Copy every line of the data exactly, keeping out any picture.

Dataset rows describing interfaces
§ §

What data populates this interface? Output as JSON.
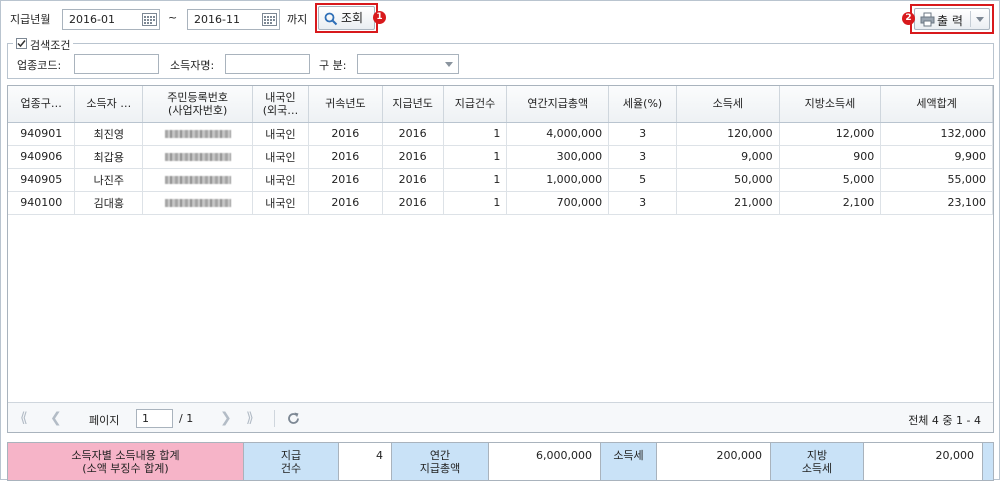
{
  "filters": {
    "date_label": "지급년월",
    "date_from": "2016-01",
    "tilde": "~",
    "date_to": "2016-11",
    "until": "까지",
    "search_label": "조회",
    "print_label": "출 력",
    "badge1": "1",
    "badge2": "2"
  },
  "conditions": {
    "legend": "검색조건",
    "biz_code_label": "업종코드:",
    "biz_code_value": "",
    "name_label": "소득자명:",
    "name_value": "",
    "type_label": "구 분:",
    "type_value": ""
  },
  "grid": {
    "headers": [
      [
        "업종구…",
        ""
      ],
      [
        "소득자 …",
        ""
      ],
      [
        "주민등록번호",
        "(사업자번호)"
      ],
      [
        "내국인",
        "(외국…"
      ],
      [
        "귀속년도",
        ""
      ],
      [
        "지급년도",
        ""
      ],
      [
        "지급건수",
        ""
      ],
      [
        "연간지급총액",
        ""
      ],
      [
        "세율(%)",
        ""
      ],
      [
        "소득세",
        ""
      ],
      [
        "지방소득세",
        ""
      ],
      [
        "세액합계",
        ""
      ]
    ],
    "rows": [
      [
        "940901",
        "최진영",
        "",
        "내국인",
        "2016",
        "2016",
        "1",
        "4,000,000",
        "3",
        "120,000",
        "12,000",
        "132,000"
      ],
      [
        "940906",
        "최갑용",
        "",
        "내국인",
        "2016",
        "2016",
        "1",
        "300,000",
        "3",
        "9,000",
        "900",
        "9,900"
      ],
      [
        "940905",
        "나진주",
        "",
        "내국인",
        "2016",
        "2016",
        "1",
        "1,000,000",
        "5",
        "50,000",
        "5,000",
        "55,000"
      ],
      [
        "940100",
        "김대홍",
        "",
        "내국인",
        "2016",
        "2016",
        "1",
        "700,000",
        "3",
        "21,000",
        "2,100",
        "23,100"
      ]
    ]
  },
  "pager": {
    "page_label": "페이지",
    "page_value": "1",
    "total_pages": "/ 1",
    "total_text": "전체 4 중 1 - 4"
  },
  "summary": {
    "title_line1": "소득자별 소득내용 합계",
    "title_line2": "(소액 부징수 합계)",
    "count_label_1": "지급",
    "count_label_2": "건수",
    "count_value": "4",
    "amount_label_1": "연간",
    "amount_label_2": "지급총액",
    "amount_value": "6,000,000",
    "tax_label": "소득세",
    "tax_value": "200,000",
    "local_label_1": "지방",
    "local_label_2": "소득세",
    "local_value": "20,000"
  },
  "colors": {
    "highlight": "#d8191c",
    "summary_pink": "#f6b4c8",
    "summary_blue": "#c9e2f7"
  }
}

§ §

#### RESULT:
What data populates this interface? Output as JSON.
{
  "filters": {
    "date_label": "지급년월",
    "date_from": "2016-01",
    "tilde": "~",
    "date_to": "2016-11",
    "until": "까지",
    "search_label": "조회",
    "print_label": "출 력",
    "badge1": "1",
    "badge2": "2"
  },
  "conditions": {
    "legend": "검색조건",
    "biz_code_label": "업종코드:",
    "biz_code_value": "",
    "name_label": "소득자명:",
    "name_value": "",
    "type_label": "구 분:",
    "type_value": ""
  },
  "grid": {
    "headers": [
      [
        "업종구…",
        ""
      ],
      [
        "소득자 …",
        ""
      ],
      [
        "주민등록번호",
        "(사업자번호)"
      ],
      [
        "내국인",
        "(외국…"
      ],
      [
        "귀속년도",
        ""
      ],
      [
        "지급년도",
        ""
      ],
      [
        "지급건수",
        ""
      ],
      [
        "연간지급총액",
        ""
      ],
      [
        "세율(%)",
        ""
      ],
      [
        "소득세",
        ""
      ],
      [
        "지방소득세",
        ""
      ],
      [
        "세액합계",
        ""
      ]
    ],
    "rows": [
      [
        "940901",
        "최진영",
        "",
        "내국인",
        "2016",
        "2016",
        "1",
        "4,000,000",
        "3",
        "120,000",
        "12,000",
        "132,000"
      ],
      [
        "940906",
        "최갑용",
        "",
        "내국인",
        "2016",
        "2016",
        "1",
        "300,000",
        "3",
        "9,000",
        "900",
        "9,900"
      ],
      [
        "940905",
        "나진주",
        "",
        "내국인",
        "2016",
        "2016",
        "1",
        "1,000,000",
        "5",
        "50,000",
        "5,000",
        "55,000"
      ],
      [
        "940100",
        "김대홍",
        "",
        "내국인",
        "2016",
        "2016",
        "1",
        "700,000",
        "3",
        "21,000",
        "2,100",
        "23,100"
      ]
    ]
  },
  "pager": {
    "page_label": "페이지",
    "page_value": "1",
    "total_pages": "/ 1",
    "total_text": "전체 4 중 1 - 4"
  },
  "summary": {
    "title_line1": "소득자별 소득내용 합계",
    "title_line2": "(소액 부징수 합계)",
    "count_label_1": "지급",
    "count_label_2": "건수",
    "count_value": "4",
    "amount_label_1": "연간",
    "amount_label_2": "지급총액",
    "amount_value": "6,000,000",
    "tax_label": "소득세",
    "tax_value": "200,000",
    "local_label_1": "지방",
    "local_label_2": "소득세",
    "local_value": "20,000"
  },
  "colors": {
    "highlight": "#d8191c",
    "summary_pink": "#f6b4c8",
    "summary_blue": "#c9e2f7"
  }
}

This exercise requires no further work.